It’s the stuff of a science fiction thriller: A big company shadowing your every move on the Internet, compiling a detailed profile of every web site you visit, how long you stay, and what you did while you were there.
But this nightmarish scenario is all too real – and it is playing out right now. A number of small Internet service providers are already stealthily tracking their customers as they surf the web and sharing that information with online advertising firms.
Wait, it gets worse.
This last week it was disclosed that Charter Communications, one of the country’s largest cable broadband providers, is teaming up with a controversial online advertising company called NebuAd to track Charter customer’s web surfing activities in order to deliver “targeted” online advertising.
Charter plans to begin the tracking in four markets next month; Ft. Worth, Texas; San Luis Obispo, Calif.; Oxford, Mass.; and Newtown, Conn.
Charter recently sent a letter to its customers in those markets telling them they are about to receive “enhanced online experience.” Charter wrote that the NebuAd ads generated by the deal “will better reflect the interests you express through your Web-surfing activity.
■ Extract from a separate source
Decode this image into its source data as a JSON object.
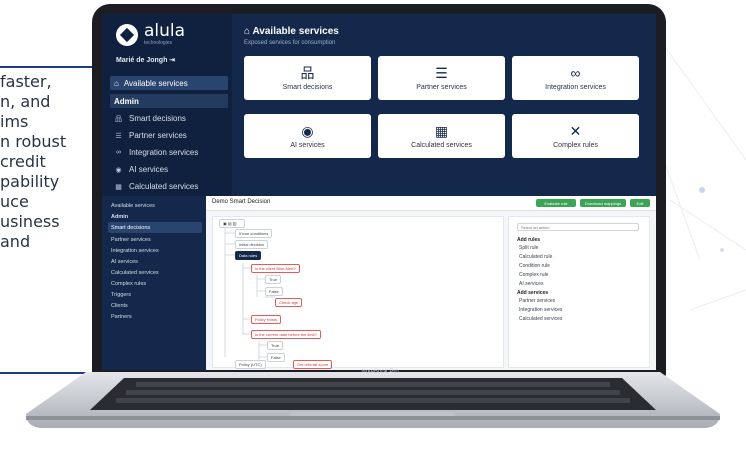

You will not see more ads – just ads that are more relevant to you.”
Charter says customers will be able to opt-out of the tracking, by providing their name and address and installing an “opt-out cookie” on their computer. PC World has done an excellent job explaining the technical details in an article you can read by clicking here.
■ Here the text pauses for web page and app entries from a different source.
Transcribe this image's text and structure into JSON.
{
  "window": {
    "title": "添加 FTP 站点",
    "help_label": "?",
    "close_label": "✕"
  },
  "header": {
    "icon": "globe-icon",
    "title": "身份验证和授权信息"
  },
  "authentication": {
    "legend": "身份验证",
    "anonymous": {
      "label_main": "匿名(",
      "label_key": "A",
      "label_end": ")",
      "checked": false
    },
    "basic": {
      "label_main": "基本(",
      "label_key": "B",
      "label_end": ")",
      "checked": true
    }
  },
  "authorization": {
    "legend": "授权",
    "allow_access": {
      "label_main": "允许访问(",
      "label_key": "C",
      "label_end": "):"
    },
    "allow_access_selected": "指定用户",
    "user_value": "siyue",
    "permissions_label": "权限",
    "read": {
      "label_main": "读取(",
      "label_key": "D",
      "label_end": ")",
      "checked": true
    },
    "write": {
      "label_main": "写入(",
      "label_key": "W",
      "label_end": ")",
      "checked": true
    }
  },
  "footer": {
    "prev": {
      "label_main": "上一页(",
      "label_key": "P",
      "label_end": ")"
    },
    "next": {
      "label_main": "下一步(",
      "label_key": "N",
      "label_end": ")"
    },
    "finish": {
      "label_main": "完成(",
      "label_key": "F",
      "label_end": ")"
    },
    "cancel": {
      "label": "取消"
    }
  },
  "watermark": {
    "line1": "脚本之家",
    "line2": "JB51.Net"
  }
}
Two powerful members of Congress reacted quickly to the news about the Charter/NubuAd deal last week, saying that the planned opt-out option is not adequate.
In a letter to Charter Communications CEO Neil Smit, House Telecommunications Subcommittee Chairman Edward Markey, D-Mass., and House Energy and Commerce Committee Ranking Minority Member Joe Barton, R-Tx., expressed deep concerns about the NebuAd deal. Click here to see the letter.
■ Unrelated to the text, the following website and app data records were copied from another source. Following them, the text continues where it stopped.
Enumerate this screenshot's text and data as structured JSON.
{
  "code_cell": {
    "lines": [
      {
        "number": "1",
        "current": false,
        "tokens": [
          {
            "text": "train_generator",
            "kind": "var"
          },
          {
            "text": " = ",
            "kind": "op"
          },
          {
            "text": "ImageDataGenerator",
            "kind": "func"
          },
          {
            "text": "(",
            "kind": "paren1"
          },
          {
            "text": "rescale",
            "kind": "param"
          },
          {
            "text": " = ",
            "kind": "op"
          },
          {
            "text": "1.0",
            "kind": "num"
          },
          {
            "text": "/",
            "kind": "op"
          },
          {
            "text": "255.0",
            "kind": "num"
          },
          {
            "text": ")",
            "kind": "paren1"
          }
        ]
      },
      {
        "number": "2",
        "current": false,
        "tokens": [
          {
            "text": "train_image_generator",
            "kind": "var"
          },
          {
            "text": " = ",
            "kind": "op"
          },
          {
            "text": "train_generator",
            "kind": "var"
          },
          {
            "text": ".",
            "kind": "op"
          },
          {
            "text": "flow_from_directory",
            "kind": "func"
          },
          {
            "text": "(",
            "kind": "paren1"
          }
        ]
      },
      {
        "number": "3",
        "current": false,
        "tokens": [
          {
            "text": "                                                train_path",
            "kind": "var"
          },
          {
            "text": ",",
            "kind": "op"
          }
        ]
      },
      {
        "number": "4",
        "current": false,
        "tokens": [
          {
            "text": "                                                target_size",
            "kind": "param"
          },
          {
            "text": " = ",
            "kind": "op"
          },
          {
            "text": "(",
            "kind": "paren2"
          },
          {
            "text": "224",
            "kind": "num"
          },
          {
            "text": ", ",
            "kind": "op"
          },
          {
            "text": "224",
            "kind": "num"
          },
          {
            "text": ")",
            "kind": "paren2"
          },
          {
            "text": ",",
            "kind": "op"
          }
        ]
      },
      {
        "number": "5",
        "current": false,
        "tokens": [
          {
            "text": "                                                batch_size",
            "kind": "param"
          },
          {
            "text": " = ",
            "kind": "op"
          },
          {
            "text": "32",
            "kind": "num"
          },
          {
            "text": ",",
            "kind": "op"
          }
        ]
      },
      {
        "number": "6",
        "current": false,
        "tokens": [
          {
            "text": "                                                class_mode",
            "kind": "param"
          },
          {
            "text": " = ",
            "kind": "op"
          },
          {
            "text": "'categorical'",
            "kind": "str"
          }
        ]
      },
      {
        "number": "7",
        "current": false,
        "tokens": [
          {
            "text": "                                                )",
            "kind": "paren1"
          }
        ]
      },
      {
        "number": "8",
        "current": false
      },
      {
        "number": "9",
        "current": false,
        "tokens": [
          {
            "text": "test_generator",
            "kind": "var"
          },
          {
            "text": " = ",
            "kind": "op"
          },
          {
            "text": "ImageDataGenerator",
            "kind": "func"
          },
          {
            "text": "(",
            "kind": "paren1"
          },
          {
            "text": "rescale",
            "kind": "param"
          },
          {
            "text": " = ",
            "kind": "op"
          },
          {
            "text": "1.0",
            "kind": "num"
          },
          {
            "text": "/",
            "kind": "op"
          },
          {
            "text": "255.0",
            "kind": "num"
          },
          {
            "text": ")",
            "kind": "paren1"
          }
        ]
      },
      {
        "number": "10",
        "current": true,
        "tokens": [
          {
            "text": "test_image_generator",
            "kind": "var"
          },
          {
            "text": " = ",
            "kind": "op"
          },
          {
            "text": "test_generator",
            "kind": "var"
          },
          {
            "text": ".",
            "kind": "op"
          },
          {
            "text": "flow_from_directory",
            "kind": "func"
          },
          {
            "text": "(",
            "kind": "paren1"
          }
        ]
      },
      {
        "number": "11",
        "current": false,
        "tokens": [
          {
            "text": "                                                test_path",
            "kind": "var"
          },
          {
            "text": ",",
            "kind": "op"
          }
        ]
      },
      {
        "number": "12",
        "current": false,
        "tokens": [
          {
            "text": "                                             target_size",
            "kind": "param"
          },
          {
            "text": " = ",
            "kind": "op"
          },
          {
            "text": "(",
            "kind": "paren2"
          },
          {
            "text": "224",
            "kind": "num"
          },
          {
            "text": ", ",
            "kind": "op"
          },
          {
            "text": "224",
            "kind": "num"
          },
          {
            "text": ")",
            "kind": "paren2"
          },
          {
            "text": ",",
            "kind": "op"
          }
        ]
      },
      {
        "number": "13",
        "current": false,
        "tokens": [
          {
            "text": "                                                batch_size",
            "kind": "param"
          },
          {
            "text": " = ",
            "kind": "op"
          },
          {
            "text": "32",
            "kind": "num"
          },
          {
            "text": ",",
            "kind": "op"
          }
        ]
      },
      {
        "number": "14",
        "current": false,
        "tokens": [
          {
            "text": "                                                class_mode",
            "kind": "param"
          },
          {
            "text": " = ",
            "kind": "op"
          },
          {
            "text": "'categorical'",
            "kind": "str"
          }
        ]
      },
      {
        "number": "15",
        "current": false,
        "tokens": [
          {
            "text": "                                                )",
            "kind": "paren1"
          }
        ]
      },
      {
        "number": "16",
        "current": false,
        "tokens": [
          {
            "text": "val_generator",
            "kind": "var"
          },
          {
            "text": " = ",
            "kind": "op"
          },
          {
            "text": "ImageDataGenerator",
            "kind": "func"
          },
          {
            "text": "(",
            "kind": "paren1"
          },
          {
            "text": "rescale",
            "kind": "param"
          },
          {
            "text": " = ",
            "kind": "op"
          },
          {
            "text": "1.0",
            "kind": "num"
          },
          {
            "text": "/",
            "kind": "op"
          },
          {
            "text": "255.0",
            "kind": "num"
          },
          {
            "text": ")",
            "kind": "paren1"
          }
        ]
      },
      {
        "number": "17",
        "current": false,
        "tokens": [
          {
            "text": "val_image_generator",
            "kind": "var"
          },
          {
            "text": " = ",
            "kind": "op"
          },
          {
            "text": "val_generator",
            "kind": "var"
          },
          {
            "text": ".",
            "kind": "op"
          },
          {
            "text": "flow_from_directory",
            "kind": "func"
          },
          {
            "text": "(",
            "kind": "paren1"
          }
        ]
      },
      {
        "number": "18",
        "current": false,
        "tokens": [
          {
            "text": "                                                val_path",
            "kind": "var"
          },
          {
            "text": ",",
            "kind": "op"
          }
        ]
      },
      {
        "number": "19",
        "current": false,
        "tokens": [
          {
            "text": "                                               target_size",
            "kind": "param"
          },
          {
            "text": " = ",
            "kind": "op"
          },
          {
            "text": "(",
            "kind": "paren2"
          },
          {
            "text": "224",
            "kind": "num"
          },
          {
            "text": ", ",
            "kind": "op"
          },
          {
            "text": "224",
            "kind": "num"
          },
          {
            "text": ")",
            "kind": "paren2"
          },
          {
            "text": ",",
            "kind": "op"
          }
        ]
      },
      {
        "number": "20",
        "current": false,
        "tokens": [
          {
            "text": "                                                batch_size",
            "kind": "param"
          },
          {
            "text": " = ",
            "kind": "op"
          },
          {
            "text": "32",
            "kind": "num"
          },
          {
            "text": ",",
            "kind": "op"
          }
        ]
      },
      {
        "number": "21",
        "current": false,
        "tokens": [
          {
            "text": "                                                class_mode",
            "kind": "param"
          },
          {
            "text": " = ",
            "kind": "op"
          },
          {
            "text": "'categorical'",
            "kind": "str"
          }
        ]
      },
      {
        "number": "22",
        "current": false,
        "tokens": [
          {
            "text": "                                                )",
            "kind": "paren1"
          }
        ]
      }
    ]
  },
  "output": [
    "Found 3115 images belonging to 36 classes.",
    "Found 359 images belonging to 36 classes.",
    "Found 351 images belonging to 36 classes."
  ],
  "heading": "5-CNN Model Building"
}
“Any service to which a subscriber does not affirmatively subscribe and that can result in the collection of information about the web-related habits and interests of a subscriber…raises substantial questions,” the two legislators wrote.
Markey was even blunter in a written statement he issued with the letter.
“Charter Communications’ reported plans to sell information about their customers’ activities online raise several red flags. Simply providing a method for users to opt-out of the program is not the same has asking users to affirmatively agree to participate in the program. These privacy issues and how this venture is consistent with communications privacy laws must be addressed before the company moves forward with this plan.”
But it appears that Charter is just the latest and biggest ISP to jump into the web-surfing surveillance business with NebuAd and some online advertising firms.
Click on the links below to learn more.
We will be closely tracking the situation and blogging on any new developments. In the meantime, what do you think about the Charter/NebuAd plan?